NEW YORK (AP) -- Sammy Sosa took a big swing and sent a fly ball soaring to left field. Sure it was home run No. 500, he immediately
threw his arms up, took a signature hop and clapped his hands.
"I hit it great,'' he said. "Everybody thought it.''
Instead of history and a tying three-run homer, however, the
ball was blown back into the park and fell for a harmless out,
exactly the kind of break the New York Mets needed Wednesday night
in a 4-1 victory over the Chicago Cubs.
Al Leiter gave the Mets the type of pitching performance they
lacked in Tom Glavine's debut, a 15-2 drubbing in Monday's opener.
Cliff Floyd and Roger Cedeno homered, giving manager Art Howe his
first victory in a New York uniform.
"The first one is the toughest,'' Howe said.
The Mets won minus All-Star catcher Mike Piazza, who began
serving his four-game suspension for charging Los Angeles reliever
Guillermo Mota and going into the Dodgers' clubhouse looking for
him in spring training.
The Cubs were trying for their first 2-0 start since 1995, and
Sosa nearly gave them a good chance to get it.
Walked his first two times up, Sosa came to bat again in the
sixth with runners on first and second, no outs and Chicago
trailing 4-1. With fans in the left-center field bleachers standing
and a representative from the Hall of Fame ready to collect his
bat, Slammin' Sammy cut loose.
"I put a great swing on that ball,'' Sosa said.
To the sparse Shea Stadium crowd, it looked like a home run and
the fans let out a big shout. Sosa also thought he'd become the
18th major leaguer to reach 500 homers as he put his head down and
began a wide trot.
"I thought he hit it,'' Leiter said. "When he did his little
dance, I thought it, too.''
But the ball got caught in the wind and dropped into Floyd's
mitt on the warning track, Sosa cut across the diamond back to the
dugout and that was the closest the Cubs came to getting back in
"I probably hit it too high. The wind stopped it,'' Sosa said.
"I wish I could get it over with today. Sooner or later, I'm going
to hit it.''
Moises Alou hit an RBI single in the first, but the Mets ended
the inning with one of their three double plays. Horrible in the
field Monday, New York improved -- first baseman Mo Vaughn even got
a big cheer when he lumbered to beat Cubs pinch-hitter Lenny Harris
to the bag on a grounder.
Floyd's first home run for the Mets, a drive estimated at 455
feet, and a shaky outing by Matt Clement (0-1) helped New York
score three times in the first. Clement tied a Cubs' record by
throwing three wild pitches in an inning.
Cedeno homered in the second, and Clement was pulled after three
innings because of tightness in his left lower back.
"He jammed it. We think he'll be OK,'' Cubs manager Dusty Baker
Cubs relievers did a lot better than Clement. Mark Guthrie took
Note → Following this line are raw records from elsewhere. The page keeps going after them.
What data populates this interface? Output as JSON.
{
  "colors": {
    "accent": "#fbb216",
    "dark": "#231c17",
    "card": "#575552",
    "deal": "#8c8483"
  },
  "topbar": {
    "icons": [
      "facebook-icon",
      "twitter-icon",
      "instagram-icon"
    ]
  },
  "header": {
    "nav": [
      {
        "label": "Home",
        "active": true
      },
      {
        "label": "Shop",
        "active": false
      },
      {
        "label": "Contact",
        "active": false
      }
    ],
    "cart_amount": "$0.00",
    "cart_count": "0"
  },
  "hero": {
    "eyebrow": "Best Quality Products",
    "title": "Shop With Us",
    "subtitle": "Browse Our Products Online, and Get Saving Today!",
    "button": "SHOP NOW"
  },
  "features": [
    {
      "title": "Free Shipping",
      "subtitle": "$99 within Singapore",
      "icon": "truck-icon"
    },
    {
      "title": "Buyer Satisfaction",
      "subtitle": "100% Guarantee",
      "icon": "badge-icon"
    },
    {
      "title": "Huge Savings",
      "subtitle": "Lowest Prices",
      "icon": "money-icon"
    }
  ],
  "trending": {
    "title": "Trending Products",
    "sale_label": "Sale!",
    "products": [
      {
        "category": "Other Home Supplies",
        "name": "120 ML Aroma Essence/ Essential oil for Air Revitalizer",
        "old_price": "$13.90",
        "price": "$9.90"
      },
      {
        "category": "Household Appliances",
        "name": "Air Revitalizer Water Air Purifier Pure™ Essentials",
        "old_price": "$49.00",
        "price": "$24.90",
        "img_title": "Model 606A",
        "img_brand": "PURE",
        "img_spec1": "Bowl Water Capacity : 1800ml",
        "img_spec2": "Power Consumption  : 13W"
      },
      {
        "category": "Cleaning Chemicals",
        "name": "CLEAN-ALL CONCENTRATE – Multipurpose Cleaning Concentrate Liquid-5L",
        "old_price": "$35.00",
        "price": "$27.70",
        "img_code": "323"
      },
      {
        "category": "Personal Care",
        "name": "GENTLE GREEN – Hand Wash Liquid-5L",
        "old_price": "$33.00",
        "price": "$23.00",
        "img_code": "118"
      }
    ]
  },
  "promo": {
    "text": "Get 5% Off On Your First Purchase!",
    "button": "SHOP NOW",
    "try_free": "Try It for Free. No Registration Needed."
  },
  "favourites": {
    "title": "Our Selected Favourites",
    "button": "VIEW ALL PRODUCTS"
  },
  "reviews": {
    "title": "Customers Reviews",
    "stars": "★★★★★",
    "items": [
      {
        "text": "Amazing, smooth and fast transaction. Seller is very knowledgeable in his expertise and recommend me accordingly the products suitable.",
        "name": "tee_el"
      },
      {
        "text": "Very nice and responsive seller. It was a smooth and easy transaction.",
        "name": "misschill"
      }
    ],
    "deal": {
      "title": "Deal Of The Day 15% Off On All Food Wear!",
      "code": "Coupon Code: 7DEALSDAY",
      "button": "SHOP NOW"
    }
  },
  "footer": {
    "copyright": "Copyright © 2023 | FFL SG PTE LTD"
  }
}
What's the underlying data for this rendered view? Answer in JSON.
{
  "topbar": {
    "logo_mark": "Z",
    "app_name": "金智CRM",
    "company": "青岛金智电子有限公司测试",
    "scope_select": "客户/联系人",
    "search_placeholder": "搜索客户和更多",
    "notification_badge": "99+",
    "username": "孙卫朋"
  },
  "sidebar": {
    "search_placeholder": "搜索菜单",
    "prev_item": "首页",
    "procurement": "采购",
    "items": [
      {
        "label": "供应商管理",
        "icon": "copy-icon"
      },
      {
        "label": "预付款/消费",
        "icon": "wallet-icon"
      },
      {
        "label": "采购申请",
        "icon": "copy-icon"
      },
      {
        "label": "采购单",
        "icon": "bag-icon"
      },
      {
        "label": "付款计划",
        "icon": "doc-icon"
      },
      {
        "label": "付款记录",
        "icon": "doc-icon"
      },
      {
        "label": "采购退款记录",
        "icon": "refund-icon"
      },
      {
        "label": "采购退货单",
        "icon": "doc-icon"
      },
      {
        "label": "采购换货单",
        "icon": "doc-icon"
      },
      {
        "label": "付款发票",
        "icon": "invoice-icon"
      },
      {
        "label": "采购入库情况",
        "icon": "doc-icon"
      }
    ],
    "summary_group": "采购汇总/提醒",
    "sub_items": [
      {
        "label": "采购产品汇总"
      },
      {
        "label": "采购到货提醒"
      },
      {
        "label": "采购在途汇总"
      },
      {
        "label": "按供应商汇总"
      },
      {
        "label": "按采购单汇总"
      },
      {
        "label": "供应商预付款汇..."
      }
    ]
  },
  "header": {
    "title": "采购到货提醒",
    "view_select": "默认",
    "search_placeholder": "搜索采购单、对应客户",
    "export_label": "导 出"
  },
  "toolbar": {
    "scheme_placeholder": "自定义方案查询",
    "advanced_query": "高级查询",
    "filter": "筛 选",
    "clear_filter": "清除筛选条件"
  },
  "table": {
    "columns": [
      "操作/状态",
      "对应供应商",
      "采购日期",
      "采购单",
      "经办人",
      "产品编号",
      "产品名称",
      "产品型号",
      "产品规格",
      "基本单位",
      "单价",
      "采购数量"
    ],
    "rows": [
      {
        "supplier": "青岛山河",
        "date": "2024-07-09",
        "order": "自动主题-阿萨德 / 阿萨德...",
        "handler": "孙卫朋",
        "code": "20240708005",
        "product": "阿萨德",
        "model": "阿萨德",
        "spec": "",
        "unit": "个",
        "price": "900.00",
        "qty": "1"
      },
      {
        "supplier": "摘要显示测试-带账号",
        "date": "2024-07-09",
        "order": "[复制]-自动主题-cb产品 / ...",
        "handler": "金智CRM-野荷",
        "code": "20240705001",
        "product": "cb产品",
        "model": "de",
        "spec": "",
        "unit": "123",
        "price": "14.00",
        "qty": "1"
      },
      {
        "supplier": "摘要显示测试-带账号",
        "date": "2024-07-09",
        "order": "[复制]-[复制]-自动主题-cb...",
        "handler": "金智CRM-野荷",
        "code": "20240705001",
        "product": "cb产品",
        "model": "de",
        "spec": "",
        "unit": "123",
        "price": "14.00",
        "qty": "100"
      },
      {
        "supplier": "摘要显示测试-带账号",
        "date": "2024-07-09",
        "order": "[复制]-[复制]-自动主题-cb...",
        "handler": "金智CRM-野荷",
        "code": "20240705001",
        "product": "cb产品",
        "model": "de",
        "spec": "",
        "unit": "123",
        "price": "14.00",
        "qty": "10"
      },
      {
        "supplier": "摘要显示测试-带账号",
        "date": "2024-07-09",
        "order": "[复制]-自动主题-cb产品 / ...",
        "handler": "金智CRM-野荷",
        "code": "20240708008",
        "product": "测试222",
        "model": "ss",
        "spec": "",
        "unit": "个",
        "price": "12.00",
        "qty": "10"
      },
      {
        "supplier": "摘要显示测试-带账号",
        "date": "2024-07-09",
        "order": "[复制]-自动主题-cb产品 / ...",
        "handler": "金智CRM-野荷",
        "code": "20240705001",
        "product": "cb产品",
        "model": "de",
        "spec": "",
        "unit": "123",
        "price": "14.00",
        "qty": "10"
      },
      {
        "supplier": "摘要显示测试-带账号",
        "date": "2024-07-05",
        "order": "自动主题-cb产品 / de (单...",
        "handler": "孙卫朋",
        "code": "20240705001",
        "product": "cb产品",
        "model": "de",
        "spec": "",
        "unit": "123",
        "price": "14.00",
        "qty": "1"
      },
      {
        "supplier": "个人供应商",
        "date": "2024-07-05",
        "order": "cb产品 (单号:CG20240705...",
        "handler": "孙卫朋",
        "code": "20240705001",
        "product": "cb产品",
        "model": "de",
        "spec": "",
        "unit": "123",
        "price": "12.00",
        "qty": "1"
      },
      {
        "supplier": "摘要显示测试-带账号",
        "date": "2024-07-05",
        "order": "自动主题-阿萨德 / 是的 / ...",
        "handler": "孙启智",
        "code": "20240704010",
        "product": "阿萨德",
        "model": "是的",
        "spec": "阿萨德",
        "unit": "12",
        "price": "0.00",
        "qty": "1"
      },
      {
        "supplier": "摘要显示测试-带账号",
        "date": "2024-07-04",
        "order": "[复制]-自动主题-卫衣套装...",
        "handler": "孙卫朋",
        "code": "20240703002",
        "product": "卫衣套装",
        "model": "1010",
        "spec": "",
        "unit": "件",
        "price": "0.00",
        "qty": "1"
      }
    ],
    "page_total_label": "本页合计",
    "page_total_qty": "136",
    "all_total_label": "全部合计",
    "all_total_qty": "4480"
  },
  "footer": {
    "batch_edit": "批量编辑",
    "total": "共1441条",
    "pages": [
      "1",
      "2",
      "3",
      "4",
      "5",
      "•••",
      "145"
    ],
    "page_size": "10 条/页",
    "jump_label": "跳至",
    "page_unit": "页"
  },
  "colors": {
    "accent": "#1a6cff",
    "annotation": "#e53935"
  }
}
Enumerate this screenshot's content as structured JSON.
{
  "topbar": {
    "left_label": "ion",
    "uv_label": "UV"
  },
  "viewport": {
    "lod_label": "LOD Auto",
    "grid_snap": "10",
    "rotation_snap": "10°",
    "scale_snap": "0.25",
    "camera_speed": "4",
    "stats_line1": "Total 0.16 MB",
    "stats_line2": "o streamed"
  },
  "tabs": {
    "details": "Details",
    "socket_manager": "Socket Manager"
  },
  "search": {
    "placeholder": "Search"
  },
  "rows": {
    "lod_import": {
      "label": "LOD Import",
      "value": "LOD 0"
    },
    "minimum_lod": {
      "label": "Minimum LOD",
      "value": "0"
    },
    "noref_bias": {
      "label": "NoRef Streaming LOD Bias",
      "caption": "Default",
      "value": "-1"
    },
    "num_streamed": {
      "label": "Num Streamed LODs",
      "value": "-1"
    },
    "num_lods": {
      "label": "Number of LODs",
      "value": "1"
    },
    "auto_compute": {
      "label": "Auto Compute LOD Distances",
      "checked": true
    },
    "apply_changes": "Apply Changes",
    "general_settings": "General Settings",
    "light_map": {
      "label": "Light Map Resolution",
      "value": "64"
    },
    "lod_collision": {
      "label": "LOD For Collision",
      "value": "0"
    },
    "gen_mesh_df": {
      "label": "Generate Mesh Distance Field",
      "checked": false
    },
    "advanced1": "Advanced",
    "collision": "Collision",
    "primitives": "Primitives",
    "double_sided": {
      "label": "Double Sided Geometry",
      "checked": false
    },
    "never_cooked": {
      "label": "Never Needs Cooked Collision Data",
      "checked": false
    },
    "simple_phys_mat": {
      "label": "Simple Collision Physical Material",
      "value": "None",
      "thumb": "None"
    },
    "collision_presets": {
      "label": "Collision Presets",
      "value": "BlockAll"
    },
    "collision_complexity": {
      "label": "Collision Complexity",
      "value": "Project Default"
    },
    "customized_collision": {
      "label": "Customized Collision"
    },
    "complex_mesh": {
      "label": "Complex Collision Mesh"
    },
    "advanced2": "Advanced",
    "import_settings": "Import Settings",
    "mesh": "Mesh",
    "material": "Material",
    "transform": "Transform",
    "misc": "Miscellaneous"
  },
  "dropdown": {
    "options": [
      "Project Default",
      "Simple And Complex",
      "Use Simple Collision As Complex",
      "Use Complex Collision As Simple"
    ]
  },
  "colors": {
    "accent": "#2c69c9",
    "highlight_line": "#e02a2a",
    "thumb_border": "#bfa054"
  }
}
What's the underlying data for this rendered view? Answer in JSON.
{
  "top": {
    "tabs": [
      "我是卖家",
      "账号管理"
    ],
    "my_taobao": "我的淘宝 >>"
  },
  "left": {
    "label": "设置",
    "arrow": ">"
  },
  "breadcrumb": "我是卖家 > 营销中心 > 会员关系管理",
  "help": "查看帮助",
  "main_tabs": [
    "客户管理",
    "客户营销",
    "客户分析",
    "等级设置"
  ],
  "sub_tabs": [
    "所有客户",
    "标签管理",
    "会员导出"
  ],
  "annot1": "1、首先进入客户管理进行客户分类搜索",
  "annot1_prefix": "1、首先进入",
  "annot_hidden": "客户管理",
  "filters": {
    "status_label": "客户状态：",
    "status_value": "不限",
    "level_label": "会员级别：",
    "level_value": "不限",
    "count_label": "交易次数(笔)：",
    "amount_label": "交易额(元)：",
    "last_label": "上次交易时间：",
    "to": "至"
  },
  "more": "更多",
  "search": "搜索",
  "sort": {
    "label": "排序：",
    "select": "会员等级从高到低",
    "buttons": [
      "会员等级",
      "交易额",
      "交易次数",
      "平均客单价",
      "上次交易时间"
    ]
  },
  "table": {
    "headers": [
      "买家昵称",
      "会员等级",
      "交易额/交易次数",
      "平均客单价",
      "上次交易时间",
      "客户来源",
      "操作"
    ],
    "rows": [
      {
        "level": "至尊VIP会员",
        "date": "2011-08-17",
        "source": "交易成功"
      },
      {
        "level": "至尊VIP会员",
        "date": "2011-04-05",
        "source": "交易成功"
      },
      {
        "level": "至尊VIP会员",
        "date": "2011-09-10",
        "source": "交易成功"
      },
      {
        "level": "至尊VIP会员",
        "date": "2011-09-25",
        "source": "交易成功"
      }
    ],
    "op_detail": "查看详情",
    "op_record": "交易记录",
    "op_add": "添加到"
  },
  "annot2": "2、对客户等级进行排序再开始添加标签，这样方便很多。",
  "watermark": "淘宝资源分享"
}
over in the fourth and struck out the side, then Joe Borowski
fanned the side in the fifth. On opening day, Chicago reliever Juan
Cruz struck out six in a row all by himself.
Terry Adams was the last Cubs pitcher to throw three wild
pitches in an inning, doing it in 1998. The major league record for
a regular-season game is four, shared by Walter Johnson and Phil
Niekro. Rick Ankiel threw five in one inning during the 2000
playoffs. ... Mets batting coach Denny Walling was released from
the hospital after having an angioplasty to relieve a narrowing of
a coronary artery. He is expected to be out 7-to-10 days. Chris
Chambliss, the Mets' minor league hitting coordinator, will fill in